WHAT TO DO: Write out every line below that contains "with".

DATASET EXTRACT:
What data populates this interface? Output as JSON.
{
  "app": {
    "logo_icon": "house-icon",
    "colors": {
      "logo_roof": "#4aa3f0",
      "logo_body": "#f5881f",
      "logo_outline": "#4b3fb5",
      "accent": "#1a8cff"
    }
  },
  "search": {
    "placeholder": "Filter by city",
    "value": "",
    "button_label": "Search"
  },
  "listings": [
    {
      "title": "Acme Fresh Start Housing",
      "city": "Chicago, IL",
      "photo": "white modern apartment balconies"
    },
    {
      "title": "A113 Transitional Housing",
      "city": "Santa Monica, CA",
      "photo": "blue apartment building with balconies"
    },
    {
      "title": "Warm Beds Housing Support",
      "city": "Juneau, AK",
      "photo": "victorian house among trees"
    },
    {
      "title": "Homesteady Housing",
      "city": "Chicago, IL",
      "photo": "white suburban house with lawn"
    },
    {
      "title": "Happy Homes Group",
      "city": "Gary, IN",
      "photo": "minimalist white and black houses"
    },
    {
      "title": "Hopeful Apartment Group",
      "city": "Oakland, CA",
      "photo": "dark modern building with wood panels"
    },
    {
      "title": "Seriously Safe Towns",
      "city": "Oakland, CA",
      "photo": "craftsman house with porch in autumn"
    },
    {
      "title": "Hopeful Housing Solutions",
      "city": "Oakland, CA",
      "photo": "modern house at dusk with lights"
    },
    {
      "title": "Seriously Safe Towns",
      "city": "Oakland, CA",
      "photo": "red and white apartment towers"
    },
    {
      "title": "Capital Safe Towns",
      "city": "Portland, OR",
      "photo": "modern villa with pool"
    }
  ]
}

SOLUTION FOR THIS TASK:
      "photo": "blue apartment building with balconies"
      "photo": "white suburban house with lawn"
      "photo": "dark modern building with wood panels"
      "photo": "craftsman house with porch in autumn"
      "photo": "modern house at dusk with lights"
      "photo": "modern villa with pool"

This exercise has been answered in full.